What are the symptoms?
There are four different categories that the symptoms of Post Traumatic Stress Disorder may fall under.
- Intrusive Memories: Intrusive memories are memories that occur at random times and are not pleasant. They can come in the form of flashbacks or nightmares and they make the patient feel as though the events occurring in the memory are currently happening, causing unnecessary stress.
- Avoidance: Avoidance happens when the patient begins to avoid certain situations that may cause anxiety. For some this means avoiding large crowds, being alone, or even avoiding cars. This can quickly become problematic as it interferes with the patient's day to day life activities.
- Negative Changes in Thinking or Mood: Often times with PTSD, the patient will begin to act either aggressively or seem to be in a depressed state. The aggression will typically occur when they are having an episode as they feel it is part of survival. The depressed state is not something everyone with PTSD will experience, and may be an indicator of depression rather than just Post Traumatic Stress Disorder.
- Changes in Physical and Emotional Reactions: Along with changes in thinking or mood, when faced with a stressful situation a sufferer of PTSD may act differently than they did before the trauma. This change will vary with each individual person but can range from becoming enraged and violent to scared and running away from the stress.
Post Traumatic Stress Disorder is a reaction to experiencing a traumatic event. For something to be considered traumatic, it must be an event involving actual or threatened death, serious injury, or sexual violation. It is caused by a combination of experiences, genetic predisposition to anxiety disorders, the patient's temperament, and the way they are able to regulate and handle stress. Not everyone who goes through a traumatic experience will develop PTSD.
Typically, treatment for Post Traumatic Stress Disorder will be a mixture of both medications and therapy. Exact medications will vary on a case by case basis as each patient has their own needs, but they are generally prescribed antidepressants, anti anxieties, and occasionally Prozosin will be added to the mix if the patient also suffers from nightmares/night terrors as a result of the PTSD. There are 3 types of therapy that is usually used in the treatment of Post Traumatic Stress Disorder and they are:
- Cognitive Therapy: In this therapy, the patient and their psychiatrist will get together and talk through the emotions of the patient in the hopes of allowing the patient to understand why what is happening is happening. This allows for the patient and doctor to identify the causes and gives the patient coping techniques for times of extreme stress.
- Exposure Therapy: Exposure therapy slowly introduces the patient to situations that trigger their PTSD episodes, and at the same time the psychiatrist will be there to introduce coping mechanisms and remind the patient that they are safe and will not be harmed. Over time, if done correctly, the patient will be able to be completely exposed to their stressor without it inducing panic.
- Eye Movement Desensitization and Reprocessing (EMDR): EMDR is a relatively new therapy that uses the bodies natural ways of calming down to make a stressful event less so. The therapist will sit with the patient and have the patient follow their fingers as they talk through their traumatic event.
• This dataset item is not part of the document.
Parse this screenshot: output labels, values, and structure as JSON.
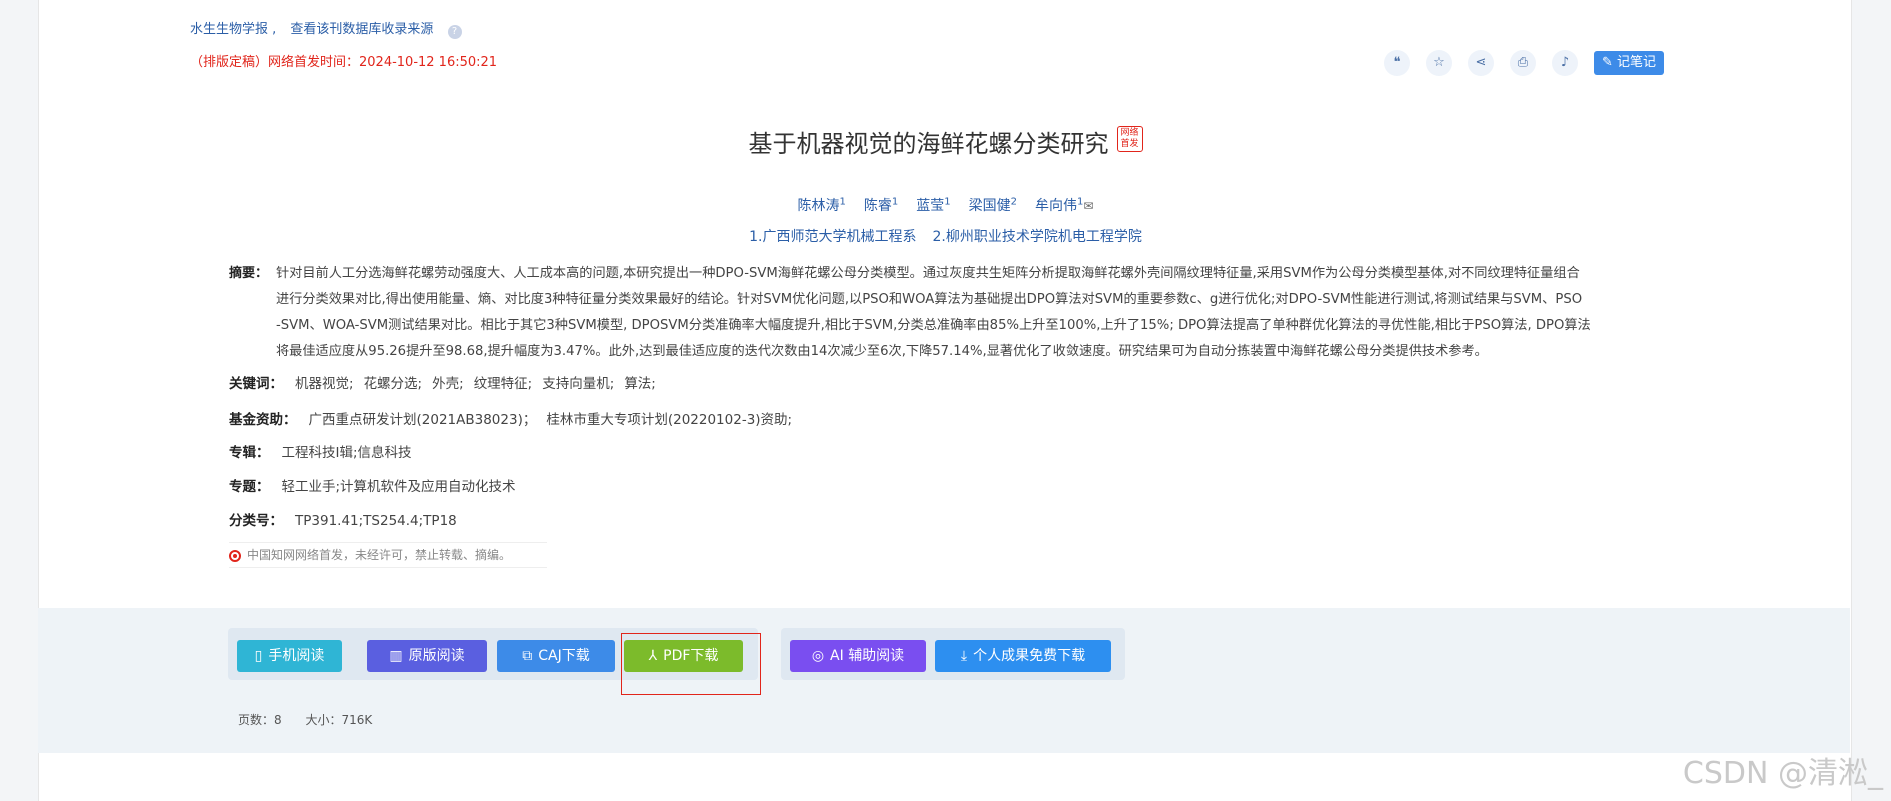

This causes them to look in multiple directions which prevents them from going back and reliving the event, as their brain must constantly translate the impulses it is receiving as a result of looking around. This desensitizes the patient to the event, allowing for future recall to be less stressful.
What is it like to live with PTSD?
Each person who has PTSD will experience it in a different way as what works for them will not work for everyone. However it is often difficult for the patient until they have gotten control over their symptoms. To read more about living with Post Traumatic Stress Disorder from those who have been diagnosed, please click the link below.
Although those suffering with PTSD may feel a sense of helplessness, it is important to be there and remind them that they are more than their disorder. If you or someone you know suffers from PTSD please do not be afraid to reach out to your local health care practitioner to receive help.